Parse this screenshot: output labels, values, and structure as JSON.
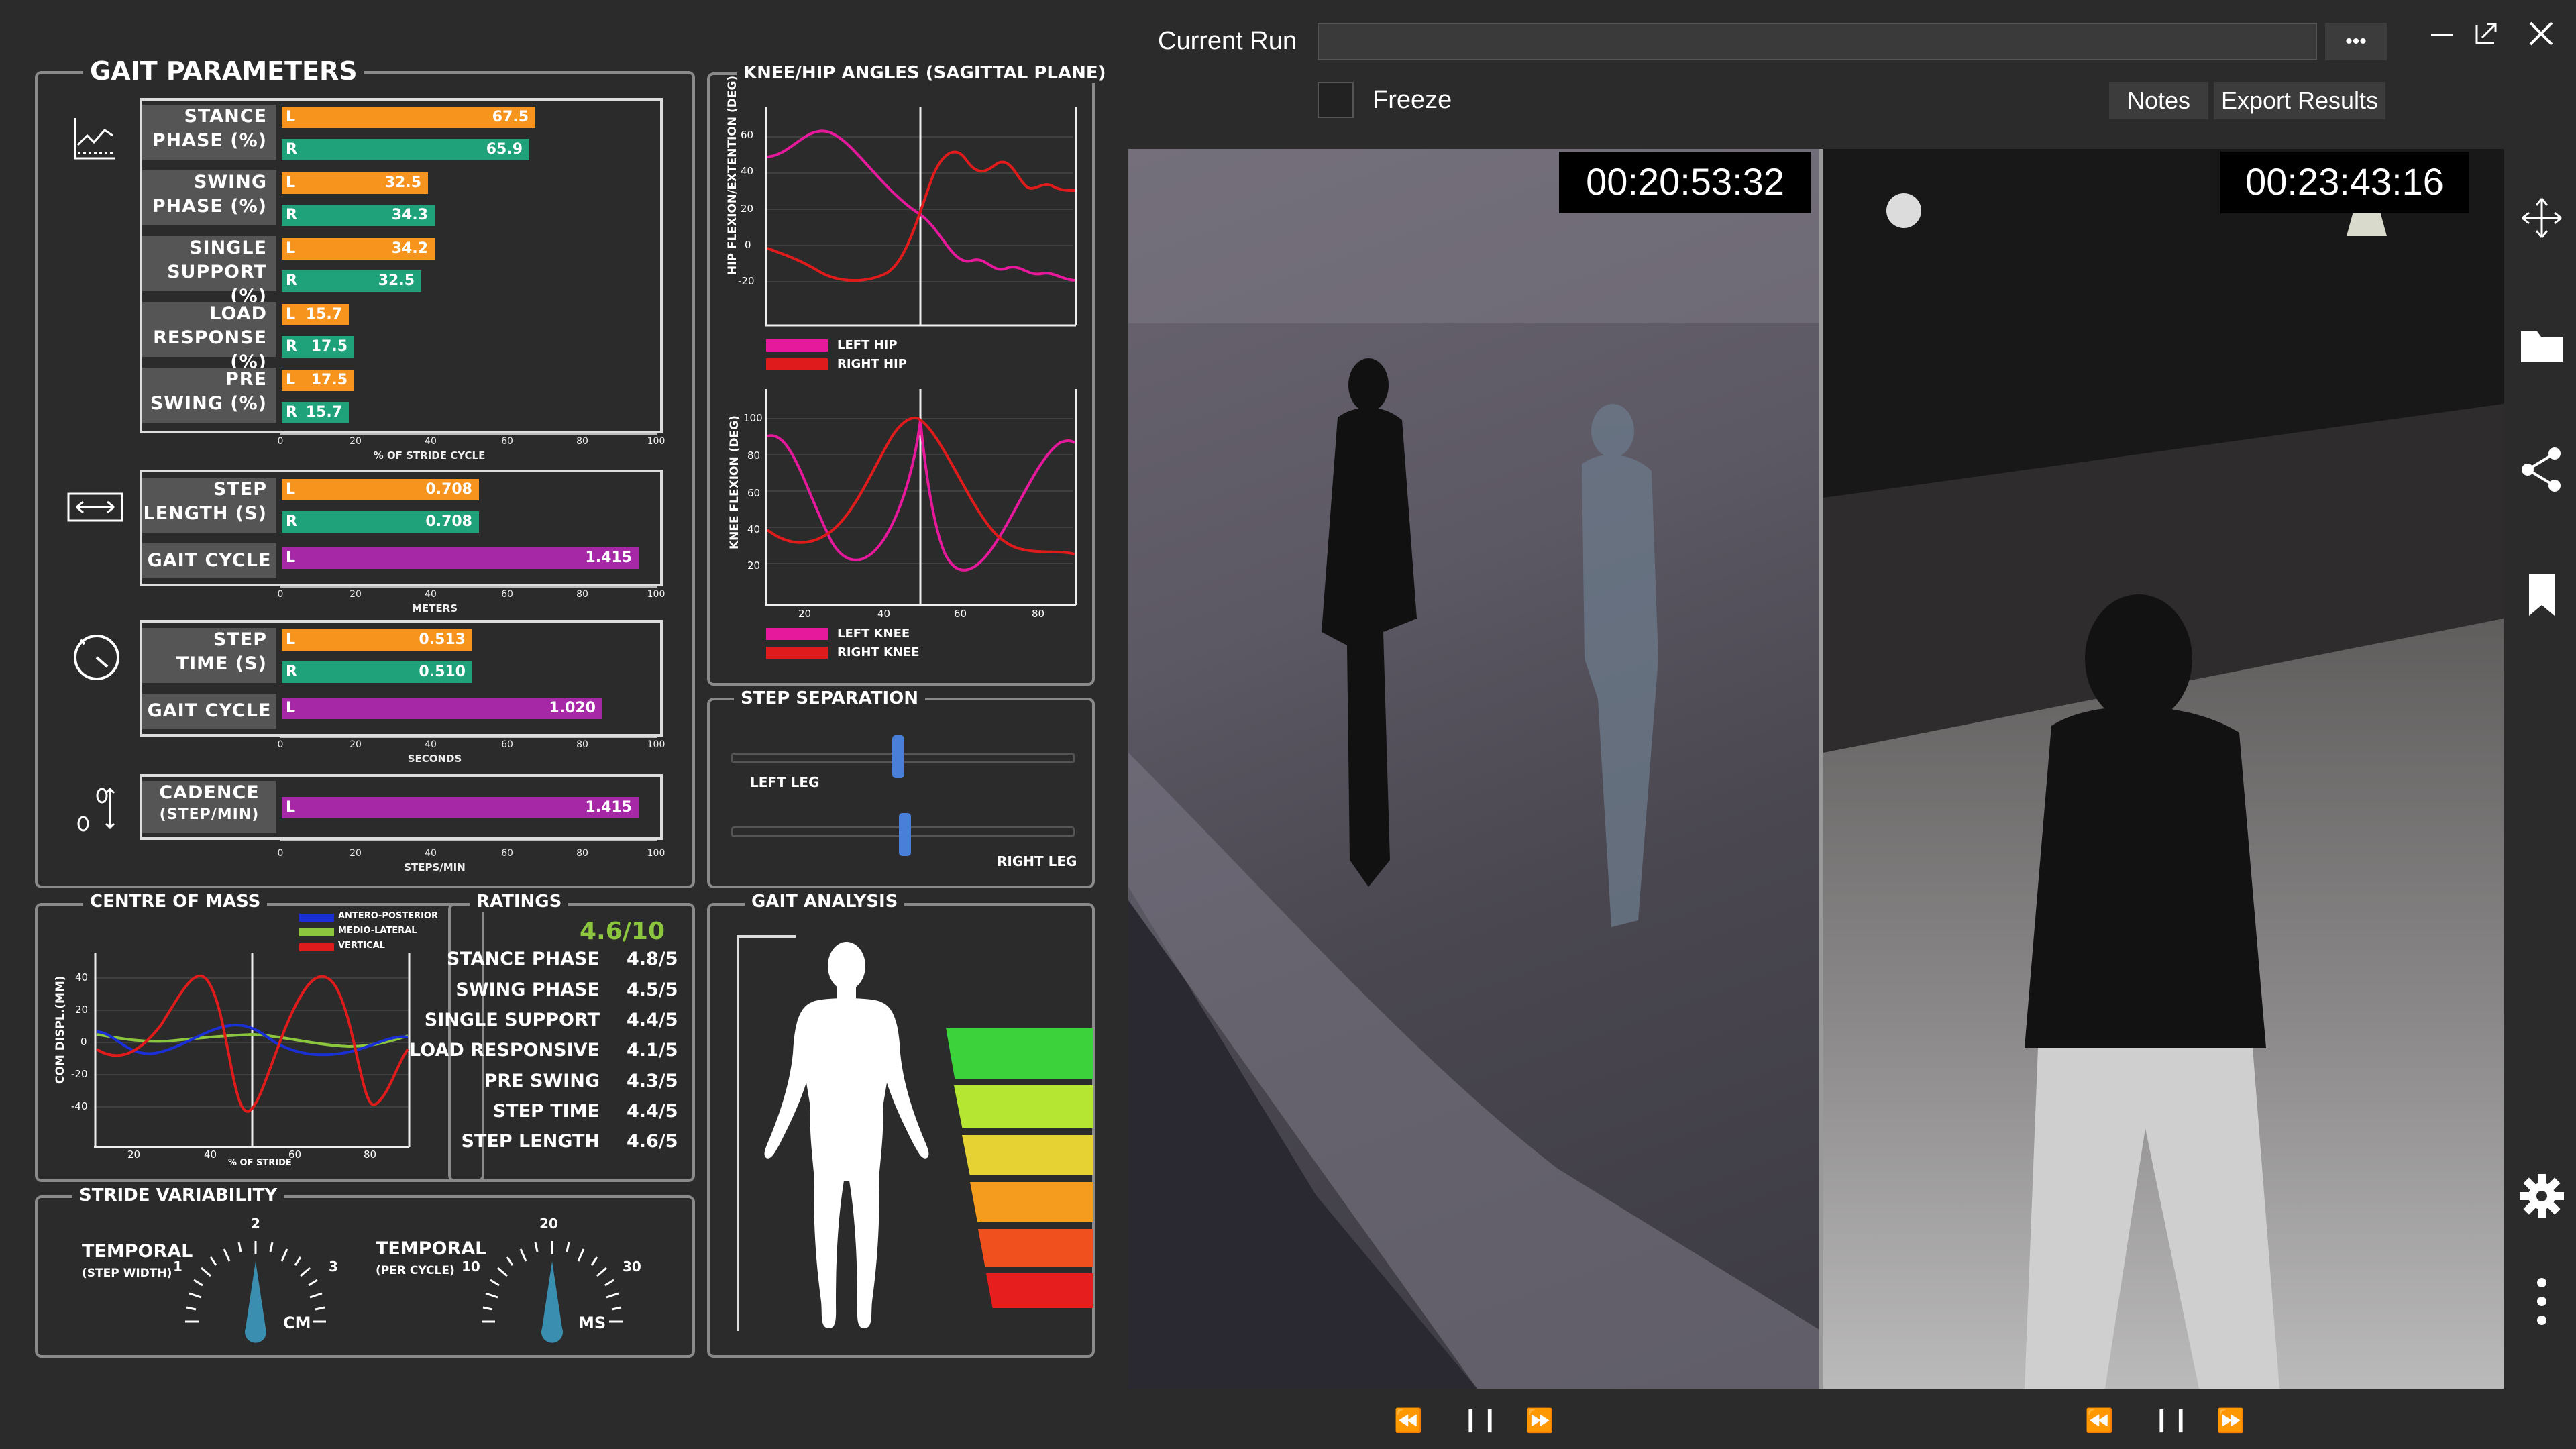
{
  "gait_parameters": {
    "title": "GAIT PARAMETERS",
    "rows": [
      {
        "label1": "STANCE",
        "label2": "PHASE (%)",
        "left": "67.5",
        "right": "65.9",
        "left_pct": 67.5,
        "right_pct": 65.9
      },
      {
        "label1": "SWING",
        "label2": "PHASE (%)",
        "left": "32.5",
        "right": "34.3",
        "left_pct": 32.5,
        "right_pct": 34.3
      },
      {
        "label1": "SINGLE",
        "label2": "SUPPORT (%)",
        "left": "34.2",
        "right": "32.5",
        "left_pct": 34.2,
        "right_pct": 32.5
      },
      {
        "label1": "LOAD",
        "label2": "RESPONSE (%)",
        "left": "15.7",
        "right": "17.5",
        "left_pct": 15.7,
        "right_pct": 17.5
      },
      {
        "label1": "PRE",
        "label2": "SWING (%)",
        "left": "17.5",
        "right": "15.7",
        "left_pct": 17.5,
        "right_pct": 15.7
      }
    ],
    "stride_axis": {
      "ticks": [
        "0",
        "20",
        "40",
        "60",
        "80",
        "100"
      ],
      "unit": "% OF STRIDE CYCLE"
    },
    "step_length": {
      "label1": "STEP",
      "label2": "LENGTH (S)",
      "left": "0.708",
      "right": "0.708",
      "left_pct": 52,
      "right_pct": 52
    },
    "gait_cycle_1": {
      "label": "GAIT CYCLE",
      "side": "L",
      "value": "1.415",
      "pct": 95
    },
    "meters_axis": {
      "ticks": [
        "0",
        "20",
        "40",
        "60",
        "80",
        "100"
      ],
      "unit": "METERS"
    },
    "step_time": {
      "label1": "STEP",
      "label2": "TIME (S)",
      "left": "0.513",
      "right": "0.510",
      "left_pct": 50,
      "right_pct": 50
    },
    "gait_cycle_2": {
      "label": "GAIT CYCLE",
      "side": "L",
      "value": "1.020",
      "pct": 88
    },
    "seconds_axis": {
      "ticks": [
        "0",
        "20",
        "40",
        "60",
        "80",
        "100"
      ],
      "unit": "SECONDS"
    },
    "cadence": {
      "label1": "CADENCE",
      "label2": "(STEP/MIN)",
      "side": "L",
      "value": "1.415",
      "pct": 95
    },
    "steps_axis": {
      "ticks": [
        "0",
        "20",
        "40",
        "60",
        "80",
        "100"
      ],
      "unit": "STEPS/MIN"
    },
    "side_left": "L",
    "side_right": "R"
  },
  "knee_hip": {
    "title": "KNEE/HIP ANGLES (SAGITTAL PLANE)",
    "hip_ylabel": "HIP FLEXION/EXTENTION (DEG)",
    "hip_yticks": [
      "60",
      "40",
      "20",
      "0",
      "-20"
    ],
    "hip_legend": [
      {
        "name": "LEFT HIP",
        "color": "#e6189b"
      },
      {
        "name": "RIGHT HIP",
        "color": "#e01b1b"
      }
    ],
    "knee_ylabel": "KNEE FLEXION (DEG)",
    "knee_yticks": [
      "100",
      "80",
      "60",
      "40",
      "20"
    ],
    "knee_xticks": [
      "20",
      "40",
      "60",
      "80"
    ],
    "knee_legend": [
      {
        "name": "LEFT KNEE",
        "color": "#e6189b"
      },
      {
        "name": "RIGHT KNEE",
        "color": "#e01b1b"
      }
    ]
  },
  "step_separation": {
    "title": "STEP SEPARATION",
    "left_leg": "LEFT LEG",
    "right_leg": "RIGHT LEG",
    "left_value": 0.49,
    "right_value": 0.51
  },
  "centre_of_mass": {
    "title": "CENTRE OF MASS",
    "legend": [
      {
        "name": "ANTERO-POSTERIOR",
        "color": "#1a2fd6"
      },
      {
        "name": "MEDIO-LATERAL",
        "color": "#8cc63f"
      },
      {
        "name": "VERTICAL",
        "color": "#e01b1b"
      }
    ],
    "ylabel": "COM DISPL.(MM)",
    "yticks": [
      "40",
      "20",
      "0",
      "-20",
      "-40"
    ],
    "xticks": [
      "20",
      "40",
      "60",
      "80"
    ],
    "xunit": "% OF STRIDE"
  },
  "ratings": {
    "title": "RATINGS",
    "overall": "4.6/10",
    "items": [
      {
        "name": "STANCE PHASE",
        "value": "4.8/5"
      },
      {
        "name": "SWING PHASE",
        "value": "4.5/5"
      },
      {
        "name": "SINGLE SUPPORT",
        "value": "4.4/5"
      },
      {
        "name": "LOAD RESPONSIVE",
        "value": "4.1/5"
      },
      {
        "name": "PRE SWING",
        "value": "4.3/5"
      },
      {
        "name": "STEP TIME",
        "value": "4.4/5"
      },
      {
        "name": "STEP LENGTH",
        "value": "4.6/5"
      }
    ]
  },
  "stride_variability": {
    "title": "STRIDE VARIABILITY",
    "gauge1": {
      "title": "TEMPORAL",
      "sub": "(STEP WIDTH)",
      "min": "1",
      "mid": "2",
      "max": "3",
      "unit": "CM"
    },
    "gauge2": {
      "title": "TEMPORAL",
      "sub": "(PER CYCLE)",
      "min": "10",
      "mid": "20",
      "max": "30",
      "unit": "MS"
    }
  },
  "gait_analysis": {
    "title": "GAIT ANALYSIS",
    "scale_colors": [
      "#3cd23c",
      "#b4e632",
      "#e6e632",
      "#f59b1e",
      "#f0501e",
      "#e61e1e"
    ]
  },
  "header": {
    "current_run_label": "Current Run",
    "current_run_value": "",
    "more_label": "•••",
    "freeze_label": "Freeze",
    "notes_label": "Notes",
    "export_label": "Export Results"
  },
  "video": {
    "left_timestamp": "00:20:53:32",
    "right_timestamp": "00:23:43:16"
  }
}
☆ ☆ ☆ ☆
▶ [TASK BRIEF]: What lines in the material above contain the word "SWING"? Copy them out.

▶ [EXPECTED OUTPUT]:
        "label1": "SWING",
        "label2": "SWING (%)",
        "name": "SWING PHASE",
        "name": "PRE SWING",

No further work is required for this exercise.